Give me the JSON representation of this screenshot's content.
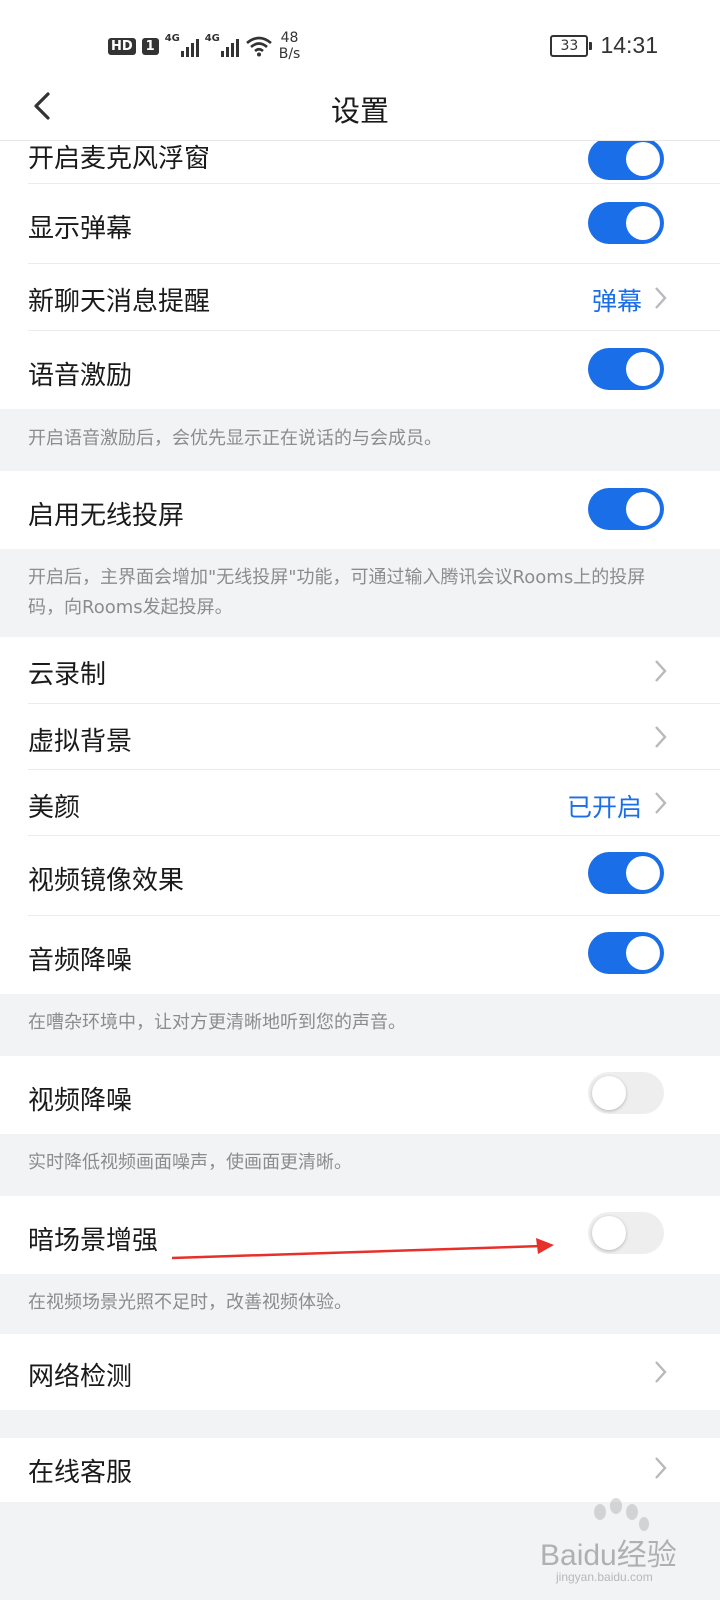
{
  "status_bar": {
    "hd": "HD",
    "sim": "1",
    "sig1": "4G",
    "sig2": "4G",
    "speed_value": "48",
    "speed_unit": "B/s",
    "battery": "33",
    "time": "14:31"
  },
  "nav": {
    "title": "设置"
  },
  "rows": {
    "mic_float": "开启麦克风浮窗",
    "show_danmaku": "显示弹幕",
    "new_chat_reminder": "新聊天消息提醒",
    "new_chat_reminder_value": "弹幕",
    "voice_excitation": "语音激励",
    "wireless_screen": "启用无线投屏",
    "cloud_record": "云录制",
    "virtual_bg": "虚拟背景",
    "beauty": "美颜",
    "beauty_value": "已开启",
    "video_mirror": "视频镜像效果",
    "audio_denoise": "音频降噪",
    "video_denoise": "视频降噪",
    "dark_enhance": "暗场景增强",
    "network_check": "网络检测",
    "online_service": "在线客服"
  },
  "notes": {
    "voice_excitation": "开启语音激励后，会优先显示正在说话的与会成员。",
    "wireless_screen": "开启后，主界面会增加\"无线投屏\"功能，可通过输入腾讯会议Rooms上的投屏码，向Rooms发起投屏。",
    "audio_denoise": "在嘈杂环境中，让对方更清晰地听到您的声音。",
    "video_denoise": "实时降低视频画面噪声，使画面更清晰。",
    "dark_enhance": "在视频场景光照不足时，改善视频体验。"
  },
  "toggles": {
    "mic_float": true,
    "show_danmaku": true,
    "voice_excitation": true,
    "wireless_screen": true,
    "video_mirror": true,
    "audio_denoise": true,
    "video_denoise": false,
    "dark_enhance": false
  },
  "watermark": {
    "brand": "Baidu经验",
    "site": "jingyan.baidu.com"
  },
  "colors": {
    "accent": "#1a6ee8",
    "annotation_arrow": "#e8302a"
  }
}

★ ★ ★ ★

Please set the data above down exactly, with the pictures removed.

Solution for this task:
Give me the JSON representation of this screenshot's content.
{
  "status_bar": {
    "hd": "HD",
    "sim": "1",
    "sig1": "4G",
    "sig2": "4G",
    "speed_value": "48",
    "speed_unit": "B/s",
    "battery": "33",
    "time": "14:31"
  },
  "nav": {
    "title": "设置"
  },
  "rows": {
    "mic_float": "开启麦克风浮窗",
    "show_danmaku": "显示弹幕",
    "new_chat_reminder": "新聊天消息提醒",
    "new_chat_reminder_value": "弹幕",
    "voice_excitation": "语音激励",
    "wireless_screen": "启用无线投屏",
    "cloud_record": "云录制",
    "virtual_bg": "虚拟背景",
    "beauty": "美颜",
    "beauty_value": "已开启",
    "video_mirror": "视频镜像效果",
    "audio_denoise": "音频降噪",
    "video_denoise": "视频降噪",
    "dark_enhance": "暗场景增强",
    "network_check": "网络检测",
    "online_service": "在线客服"
  },
  "notes": {
    "voice_excitation": "开启语音激励后，会优先显示正在说话的与会成员。",
    "wireless_screen": "开启后，主界面会增加\"无线投屏\"功能，可通过输入腾讯会议Rooms上的投屏码，向Rooms发起投屏。",
    "audio_denoise": "在嘈杂环境中，让对方更清晰地听到您的声音。",
    "video_denoise": "实时降低视频画面噪声，使画面更清晰。",
    "dark_enhance": "在视频场景光照不足时，改善视频体验。"
  },
  "toggles": {
    "mic_float": true,
    "show_danmaku": true,
    "voice_excitation": true,
    "wireless_screen": true,
    "video_mirror": true,
    "audio_denoise": true,
    "video_denoise": false,
    "dark_enhance": false
  },
  "watermark": {
    "brand": "Baidu经验",
    "site": "jingyan.baidu.com"
  },
  "colors": {
    "accent": "#1a6ee8",
    "annotation_arrow": "#e8302a"
  }
}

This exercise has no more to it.